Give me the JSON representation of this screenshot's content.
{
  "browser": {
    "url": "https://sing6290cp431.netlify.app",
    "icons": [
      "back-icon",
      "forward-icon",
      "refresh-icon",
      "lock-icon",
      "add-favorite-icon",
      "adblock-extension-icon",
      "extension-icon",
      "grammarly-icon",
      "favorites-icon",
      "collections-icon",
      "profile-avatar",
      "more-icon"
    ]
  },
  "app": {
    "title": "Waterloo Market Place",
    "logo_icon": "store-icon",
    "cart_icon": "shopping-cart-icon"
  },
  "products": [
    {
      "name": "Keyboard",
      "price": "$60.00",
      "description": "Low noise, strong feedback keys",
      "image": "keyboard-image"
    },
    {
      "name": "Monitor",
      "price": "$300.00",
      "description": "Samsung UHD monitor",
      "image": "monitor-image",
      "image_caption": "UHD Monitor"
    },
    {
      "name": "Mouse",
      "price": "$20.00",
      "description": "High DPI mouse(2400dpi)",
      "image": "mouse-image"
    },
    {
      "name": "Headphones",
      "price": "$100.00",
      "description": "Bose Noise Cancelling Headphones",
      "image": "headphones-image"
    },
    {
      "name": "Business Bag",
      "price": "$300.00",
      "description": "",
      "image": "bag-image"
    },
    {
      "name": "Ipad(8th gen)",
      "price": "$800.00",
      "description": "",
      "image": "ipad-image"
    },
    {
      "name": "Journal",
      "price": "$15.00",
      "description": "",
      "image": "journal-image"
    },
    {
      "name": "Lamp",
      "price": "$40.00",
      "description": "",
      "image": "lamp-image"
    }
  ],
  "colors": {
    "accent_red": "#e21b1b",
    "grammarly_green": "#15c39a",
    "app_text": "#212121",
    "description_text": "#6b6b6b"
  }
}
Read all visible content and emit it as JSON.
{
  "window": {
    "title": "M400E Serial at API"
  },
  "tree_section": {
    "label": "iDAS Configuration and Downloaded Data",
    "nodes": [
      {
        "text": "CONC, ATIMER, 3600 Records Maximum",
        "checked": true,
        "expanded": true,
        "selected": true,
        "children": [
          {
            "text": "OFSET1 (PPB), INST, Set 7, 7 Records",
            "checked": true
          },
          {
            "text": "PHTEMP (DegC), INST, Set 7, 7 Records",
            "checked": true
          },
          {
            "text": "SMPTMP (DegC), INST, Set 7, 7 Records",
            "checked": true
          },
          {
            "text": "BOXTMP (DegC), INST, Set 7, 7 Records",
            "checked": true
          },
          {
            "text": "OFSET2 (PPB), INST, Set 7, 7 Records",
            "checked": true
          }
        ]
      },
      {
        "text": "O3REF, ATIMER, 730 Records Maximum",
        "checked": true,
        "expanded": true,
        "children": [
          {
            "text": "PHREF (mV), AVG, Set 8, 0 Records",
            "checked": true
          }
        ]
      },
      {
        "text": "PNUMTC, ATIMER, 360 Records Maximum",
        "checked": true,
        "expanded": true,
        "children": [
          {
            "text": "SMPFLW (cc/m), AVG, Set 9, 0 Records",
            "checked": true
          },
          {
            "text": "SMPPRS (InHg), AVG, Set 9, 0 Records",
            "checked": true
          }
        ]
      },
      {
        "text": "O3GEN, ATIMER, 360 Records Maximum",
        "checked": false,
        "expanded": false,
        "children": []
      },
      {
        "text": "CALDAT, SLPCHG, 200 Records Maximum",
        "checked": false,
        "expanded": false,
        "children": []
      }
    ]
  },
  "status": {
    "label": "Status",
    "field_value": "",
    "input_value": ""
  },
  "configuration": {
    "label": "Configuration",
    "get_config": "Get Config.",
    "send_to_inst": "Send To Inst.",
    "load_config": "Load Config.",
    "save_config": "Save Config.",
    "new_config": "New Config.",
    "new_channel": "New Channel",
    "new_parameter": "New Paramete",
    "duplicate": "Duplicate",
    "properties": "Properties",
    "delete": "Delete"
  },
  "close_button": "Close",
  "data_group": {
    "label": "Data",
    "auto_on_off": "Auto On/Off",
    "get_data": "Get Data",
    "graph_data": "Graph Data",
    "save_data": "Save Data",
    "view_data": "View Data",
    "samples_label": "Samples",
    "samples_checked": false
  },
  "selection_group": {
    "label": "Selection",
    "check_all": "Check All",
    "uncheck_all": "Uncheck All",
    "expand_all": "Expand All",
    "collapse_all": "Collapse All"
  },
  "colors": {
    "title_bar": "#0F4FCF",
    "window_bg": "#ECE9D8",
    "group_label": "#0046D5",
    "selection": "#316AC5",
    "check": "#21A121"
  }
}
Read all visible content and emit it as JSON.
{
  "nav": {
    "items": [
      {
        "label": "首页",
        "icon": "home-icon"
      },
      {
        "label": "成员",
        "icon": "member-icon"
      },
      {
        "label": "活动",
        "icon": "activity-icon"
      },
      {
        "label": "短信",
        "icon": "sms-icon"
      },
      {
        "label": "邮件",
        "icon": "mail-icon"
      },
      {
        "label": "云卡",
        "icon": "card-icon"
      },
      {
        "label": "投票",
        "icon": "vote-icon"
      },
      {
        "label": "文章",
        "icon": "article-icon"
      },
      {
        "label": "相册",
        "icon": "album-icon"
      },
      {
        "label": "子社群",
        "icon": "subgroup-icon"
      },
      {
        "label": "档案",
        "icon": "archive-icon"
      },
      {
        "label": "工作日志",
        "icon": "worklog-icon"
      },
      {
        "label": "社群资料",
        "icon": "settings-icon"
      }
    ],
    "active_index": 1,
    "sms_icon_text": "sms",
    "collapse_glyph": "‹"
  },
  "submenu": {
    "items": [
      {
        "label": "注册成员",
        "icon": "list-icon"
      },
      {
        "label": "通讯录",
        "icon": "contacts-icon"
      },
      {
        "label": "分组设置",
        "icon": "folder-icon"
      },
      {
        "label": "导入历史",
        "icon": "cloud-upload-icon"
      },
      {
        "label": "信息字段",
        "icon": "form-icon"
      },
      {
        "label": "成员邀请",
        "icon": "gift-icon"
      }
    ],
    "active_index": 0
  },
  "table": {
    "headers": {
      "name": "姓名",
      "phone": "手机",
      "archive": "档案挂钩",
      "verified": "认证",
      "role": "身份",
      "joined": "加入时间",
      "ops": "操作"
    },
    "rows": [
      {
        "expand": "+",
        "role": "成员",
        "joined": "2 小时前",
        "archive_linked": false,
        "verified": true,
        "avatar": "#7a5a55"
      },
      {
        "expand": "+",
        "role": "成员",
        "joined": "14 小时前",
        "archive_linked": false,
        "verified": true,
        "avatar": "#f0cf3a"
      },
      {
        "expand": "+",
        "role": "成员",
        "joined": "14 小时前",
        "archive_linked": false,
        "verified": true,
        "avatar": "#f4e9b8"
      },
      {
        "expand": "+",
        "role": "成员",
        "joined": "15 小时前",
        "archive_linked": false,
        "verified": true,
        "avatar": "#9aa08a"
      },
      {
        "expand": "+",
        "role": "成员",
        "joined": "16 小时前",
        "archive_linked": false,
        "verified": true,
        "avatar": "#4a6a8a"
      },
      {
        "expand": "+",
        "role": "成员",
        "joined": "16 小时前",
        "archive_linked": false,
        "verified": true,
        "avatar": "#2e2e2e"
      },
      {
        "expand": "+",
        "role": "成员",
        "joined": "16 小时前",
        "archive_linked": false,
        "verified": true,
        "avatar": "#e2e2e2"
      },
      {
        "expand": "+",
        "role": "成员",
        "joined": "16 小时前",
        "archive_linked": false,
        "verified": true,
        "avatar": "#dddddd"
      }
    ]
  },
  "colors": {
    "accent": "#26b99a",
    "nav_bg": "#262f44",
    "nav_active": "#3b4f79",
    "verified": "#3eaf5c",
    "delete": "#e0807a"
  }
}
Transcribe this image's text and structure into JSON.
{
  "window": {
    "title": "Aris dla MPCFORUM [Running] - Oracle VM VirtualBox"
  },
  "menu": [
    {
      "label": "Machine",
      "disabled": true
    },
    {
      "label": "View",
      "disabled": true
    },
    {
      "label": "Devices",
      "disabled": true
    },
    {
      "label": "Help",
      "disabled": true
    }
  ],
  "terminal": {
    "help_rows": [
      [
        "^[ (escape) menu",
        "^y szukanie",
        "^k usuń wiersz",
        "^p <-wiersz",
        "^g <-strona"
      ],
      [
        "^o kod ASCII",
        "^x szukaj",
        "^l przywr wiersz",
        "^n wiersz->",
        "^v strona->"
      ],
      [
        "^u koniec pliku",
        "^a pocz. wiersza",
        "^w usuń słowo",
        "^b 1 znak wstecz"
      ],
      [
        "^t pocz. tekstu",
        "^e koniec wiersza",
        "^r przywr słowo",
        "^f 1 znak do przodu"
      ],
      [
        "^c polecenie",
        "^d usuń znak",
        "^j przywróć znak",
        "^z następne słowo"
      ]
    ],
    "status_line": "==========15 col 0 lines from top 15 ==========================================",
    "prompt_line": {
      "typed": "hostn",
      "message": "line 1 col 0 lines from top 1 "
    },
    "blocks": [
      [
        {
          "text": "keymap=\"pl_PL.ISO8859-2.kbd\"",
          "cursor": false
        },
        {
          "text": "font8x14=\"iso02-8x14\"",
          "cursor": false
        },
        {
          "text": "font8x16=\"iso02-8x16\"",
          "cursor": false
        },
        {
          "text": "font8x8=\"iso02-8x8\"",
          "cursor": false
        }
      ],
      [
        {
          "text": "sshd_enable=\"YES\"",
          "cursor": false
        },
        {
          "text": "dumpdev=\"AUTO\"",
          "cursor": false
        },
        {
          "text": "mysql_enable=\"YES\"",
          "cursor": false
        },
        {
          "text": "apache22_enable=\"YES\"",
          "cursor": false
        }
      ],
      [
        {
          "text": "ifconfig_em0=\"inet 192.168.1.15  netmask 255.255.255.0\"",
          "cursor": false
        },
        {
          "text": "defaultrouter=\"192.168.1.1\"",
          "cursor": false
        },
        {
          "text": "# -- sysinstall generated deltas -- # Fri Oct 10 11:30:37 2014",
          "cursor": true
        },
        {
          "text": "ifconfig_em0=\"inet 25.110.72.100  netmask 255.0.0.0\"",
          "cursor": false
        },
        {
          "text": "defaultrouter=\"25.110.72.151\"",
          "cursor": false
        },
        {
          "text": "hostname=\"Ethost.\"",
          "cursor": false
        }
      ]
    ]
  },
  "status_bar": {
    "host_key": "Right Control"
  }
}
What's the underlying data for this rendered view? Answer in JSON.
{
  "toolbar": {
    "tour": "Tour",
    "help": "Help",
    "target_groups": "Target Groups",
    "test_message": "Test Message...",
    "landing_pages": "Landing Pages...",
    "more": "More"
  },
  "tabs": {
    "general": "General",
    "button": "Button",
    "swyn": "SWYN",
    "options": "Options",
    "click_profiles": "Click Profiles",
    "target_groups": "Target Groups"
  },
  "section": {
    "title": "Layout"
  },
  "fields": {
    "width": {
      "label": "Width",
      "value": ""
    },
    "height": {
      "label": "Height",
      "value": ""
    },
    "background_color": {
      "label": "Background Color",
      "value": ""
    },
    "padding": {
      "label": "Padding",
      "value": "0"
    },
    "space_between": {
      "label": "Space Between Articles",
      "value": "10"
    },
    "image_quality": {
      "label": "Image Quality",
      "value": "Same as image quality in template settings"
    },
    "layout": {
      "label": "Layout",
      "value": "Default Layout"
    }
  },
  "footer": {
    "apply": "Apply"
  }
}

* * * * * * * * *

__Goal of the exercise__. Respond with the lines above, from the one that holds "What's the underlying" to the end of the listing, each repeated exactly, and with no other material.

__Result for this exercise__.
What's the underlying data for this rendered view? Answer in JSON.
{
  "toolbar": {
    "tour": "Tour",
    "help": "Help",
    "target_groups": "Target Groups",
    "test_message": "Test Message...",
    "landing_pages": "Landing Pages...",
    "more": "More"
  },
  "tabs": {
    "general": "General",
    "button": "Button",
    "swyn": "SWYN",
    "options": "Options",
    "click_profiles": "Click Profiles",
    "target_groups": "Target Groups"
  },
  "section": {
    "title": "Layout"
  },
  "fields": {
    "width": {
      "label": "Width",
      "value": ""
    },
    "height": {
      "label": "Height",
      "value": ""
    },
    "background_color": {
      "label": "Background Color",
      "value": ""
    },
    "padding": {
      "label": "Padding",
      "value": "0"
    },
    "space_between": {
      "label": "Space Between Articles",
      "value": "10"
    },
    "image_quality": {
      "label": "Image Quality",
      "value": "Same as image quality in template settings"
    },
    "layout": {
      "label": "Layout",
      "value": "Default Layout"
    }
  },
  "footer": {
    "apply": "Apply"
  }
}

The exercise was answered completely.